Only two years ago, New Englanders were thumbing their noses at Maryland clams, and Bill Baxter joked that he was considering a career change, although he had been clamming on the Chesapeake for nearly 30 years.
Baxter was part owner of two of the 11 Maryland seafood distributors embargoed in 1987 and 1988, when health officials in Maine, Massachusetts and New Hampshire found high levels of bacteria in some batches of Maryland's soft-shell clams. In 1988 Massachusetts threatened to ban all Maryland clams unless the problem was corrected.
Today, however, Baxter and other watermen on the Eastern Shore say they can't catch enough to meet demand, and they're earning $20 more a bushel than last year.
The difference, many say, is a two-pronged state regulation requiring clammers to cool their catch on the clam boats and then to pass their haul through state-run check stations, which monitor the temperature of the shellfish.
Since the regulation went into effect last year, no clam companies in Maryland have been embargoed because of high bacterial counts.
"The icing program is the only thing that's keeping us in business," said Baxter, part owner of the Chesapeake Clam Co. in Stevensville.
Maryland is the only clam-producing state that mandated immediate cooling of shellfish. Such regulations are needed during summer months because the Chesapeake Bay is the southernmost region where soft-shell clams are harvested commercially, said biologist Keith Lockwood, who oversees the monitoring program for the Maryland Department of Natural Resources.
"In the old days, the clams would sit in the hot sun for hours out on the clam boat, then maybe on the back of a pickup truck. That's an ideal breeding ground for bacteria," said Lockwood. "By the time some guy got his clams three days later in Massachusetts, half of them might be dead."
The 13 check stations along the shore are operated primarily by college students during the summer. This fall retired and handicapped people are taking over as the students return to school, said Eric May, coordinator of fish health and disease programs for the department.

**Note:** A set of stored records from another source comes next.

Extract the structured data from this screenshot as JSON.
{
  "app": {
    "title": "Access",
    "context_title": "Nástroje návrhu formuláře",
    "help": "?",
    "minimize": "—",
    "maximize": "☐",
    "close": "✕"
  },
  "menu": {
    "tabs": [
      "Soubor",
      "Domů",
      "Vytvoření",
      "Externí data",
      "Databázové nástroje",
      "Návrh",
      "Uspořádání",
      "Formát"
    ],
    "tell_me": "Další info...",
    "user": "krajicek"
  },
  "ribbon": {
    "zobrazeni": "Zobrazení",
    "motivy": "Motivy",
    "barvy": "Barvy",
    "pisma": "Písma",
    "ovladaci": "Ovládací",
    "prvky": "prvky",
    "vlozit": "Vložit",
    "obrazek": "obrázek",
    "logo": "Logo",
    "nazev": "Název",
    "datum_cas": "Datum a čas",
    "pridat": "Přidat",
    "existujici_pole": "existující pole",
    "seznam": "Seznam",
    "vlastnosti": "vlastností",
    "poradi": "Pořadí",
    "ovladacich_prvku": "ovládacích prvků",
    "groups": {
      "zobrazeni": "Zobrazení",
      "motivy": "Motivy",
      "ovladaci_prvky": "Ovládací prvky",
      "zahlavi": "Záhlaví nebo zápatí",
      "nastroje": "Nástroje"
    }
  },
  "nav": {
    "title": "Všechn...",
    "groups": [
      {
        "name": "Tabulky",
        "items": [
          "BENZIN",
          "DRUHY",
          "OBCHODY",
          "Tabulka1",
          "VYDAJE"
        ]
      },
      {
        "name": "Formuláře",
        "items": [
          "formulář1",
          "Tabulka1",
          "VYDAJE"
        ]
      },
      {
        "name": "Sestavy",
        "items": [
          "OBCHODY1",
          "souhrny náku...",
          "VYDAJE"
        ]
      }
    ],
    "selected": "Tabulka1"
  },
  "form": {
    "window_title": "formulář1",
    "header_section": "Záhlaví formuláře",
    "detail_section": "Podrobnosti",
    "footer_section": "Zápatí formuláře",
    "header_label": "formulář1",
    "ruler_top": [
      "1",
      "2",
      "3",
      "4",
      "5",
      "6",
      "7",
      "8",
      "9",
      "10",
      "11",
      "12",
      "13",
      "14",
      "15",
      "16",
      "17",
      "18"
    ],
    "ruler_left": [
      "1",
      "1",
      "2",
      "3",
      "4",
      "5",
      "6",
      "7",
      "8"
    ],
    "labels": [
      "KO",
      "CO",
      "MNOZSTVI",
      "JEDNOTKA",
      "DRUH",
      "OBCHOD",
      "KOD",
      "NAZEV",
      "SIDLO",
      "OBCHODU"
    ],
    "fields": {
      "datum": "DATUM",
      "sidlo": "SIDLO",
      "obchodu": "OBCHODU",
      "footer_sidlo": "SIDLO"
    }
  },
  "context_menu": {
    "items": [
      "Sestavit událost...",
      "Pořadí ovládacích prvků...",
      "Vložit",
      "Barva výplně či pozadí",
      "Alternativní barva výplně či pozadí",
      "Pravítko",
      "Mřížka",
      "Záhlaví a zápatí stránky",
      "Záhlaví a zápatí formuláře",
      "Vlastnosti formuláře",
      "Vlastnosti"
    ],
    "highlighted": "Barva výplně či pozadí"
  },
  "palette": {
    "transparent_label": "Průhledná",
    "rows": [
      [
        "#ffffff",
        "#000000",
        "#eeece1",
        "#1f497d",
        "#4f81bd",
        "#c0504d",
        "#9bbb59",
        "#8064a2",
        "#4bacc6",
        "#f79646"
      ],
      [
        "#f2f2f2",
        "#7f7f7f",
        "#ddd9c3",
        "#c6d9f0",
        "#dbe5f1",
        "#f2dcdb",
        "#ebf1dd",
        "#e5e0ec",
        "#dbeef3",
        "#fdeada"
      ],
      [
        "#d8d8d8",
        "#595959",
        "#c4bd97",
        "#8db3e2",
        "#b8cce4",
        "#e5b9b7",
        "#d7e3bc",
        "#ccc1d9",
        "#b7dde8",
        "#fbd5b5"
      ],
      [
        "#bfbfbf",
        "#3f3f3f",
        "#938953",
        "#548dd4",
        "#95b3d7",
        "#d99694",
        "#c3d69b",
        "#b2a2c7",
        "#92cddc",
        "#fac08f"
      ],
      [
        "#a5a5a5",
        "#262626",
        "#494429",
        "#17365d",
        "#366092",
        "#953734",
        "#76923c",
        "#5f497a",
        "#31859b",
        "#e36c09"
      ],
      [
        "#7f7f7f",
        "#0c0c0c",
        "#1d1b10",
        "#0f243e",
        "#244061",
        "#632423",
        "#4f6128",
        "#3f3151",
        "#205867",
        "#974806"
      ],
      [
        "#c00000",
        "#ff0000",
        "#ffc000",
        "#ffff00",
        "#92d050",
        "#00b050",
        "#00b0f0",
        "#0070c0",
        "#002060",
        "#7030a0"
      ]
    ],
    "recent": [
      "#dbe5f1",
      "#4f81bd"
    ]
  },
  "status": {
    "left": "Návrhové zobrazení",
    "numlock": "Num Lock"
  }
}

The monitoring program runs from Memorial Day to the end of October.
If cooled to the proper temperature, bushels of clams are labeled with a green tag, which accompanies the shellfish to market.
"The green tag tells the owners of restaurants and wholesalers from Maryland to Canada that these clams have been put on ice immediately after capture," said Lockwood. "Without that green tag, the clams are not marketable."
Maryland is the nation's top producer of soft-shell clams, and in 1988, the most recent year for which figures are available, the state sold 4.2 million pounds bringing in $8.8 million.
Maryland ships about 90 percent of its catch to the Northeast; more than half of the clams eaten in Maine come from Maryland, and officials there say the new regulations have made a difference.
"The product that we've tested for the most part has come in exceeding standards," said Hal Winters, director of marine development for the Maine Department of Marine Resources. "It definitely is an improvement."
About 60 percent of the clams landed in Maryland pass through six monitoring stations around Kent Island, 10 miles east of Annapolis.
This summer Kristy Hassell, a senior psychology major at Salisbury State University, and Micah Clough, a sophomore at Sts. Peter and Paul High School in Easton, mannned the station at W.H. Harris Seafood Co. in Grasonville, one of the busiest around Kent Island. About 20 boats pass through each day.
This was Hassel's second summer as a clam checker. "I'm an outdoors kind of person, and this is a great summer job for me," she said.
Most of the program's 18 clam checkers work from 9 a.m. to 3 p.m. Monday through Saturday. They are paid about $5 an hour.
When the boats pull into the station, clammers unload their ice- and clam-laden bushels, and the checkers measure the clams' temperatures and issue green tags to all properly cooled bushels.
Stations are busiest from 1 to 3 p.m. By state law, clammers must stop harvesting by 1 p.m. They then have two hours to get to a monitoring station.
Not everyone is thrilled with the extra bother and expense of keeping their clam boats stocked with ice.
Baxter said he'll spend $3,000 for ice alone this year, and he has invested an additional $800 in a fiberglass freezer for his boat. "It really hurts in your pocket," he said.
David and Pat Lee, a husband and wife team who have been clamming together for eight years, estimate they spend $15 a day for ice.
And some dealers, like Bill Harris of Harris Seafood on Kent Island, say they never had a problem with bacteria before the program.
But all agree that immediate icing of clams seems to be effective, and most echo the sentiments of David Lee. "It's a lot more hassle," he said, "but as long as it keeps us working, it's worth it."
The Maryland Department of Natural Resources is aware of the watermen's complaints.
"We're looking for alternatives to the expense of ice that are easier to employ and equally as effective," said May. "We have companion studies underway to examine the effectiveness of salt to reduce levels of bacteria, and we're looking at how salt and ice collectively might reduce bacteria levels."
"We have a program here that works," said May. "Now the question is whether we can make it better."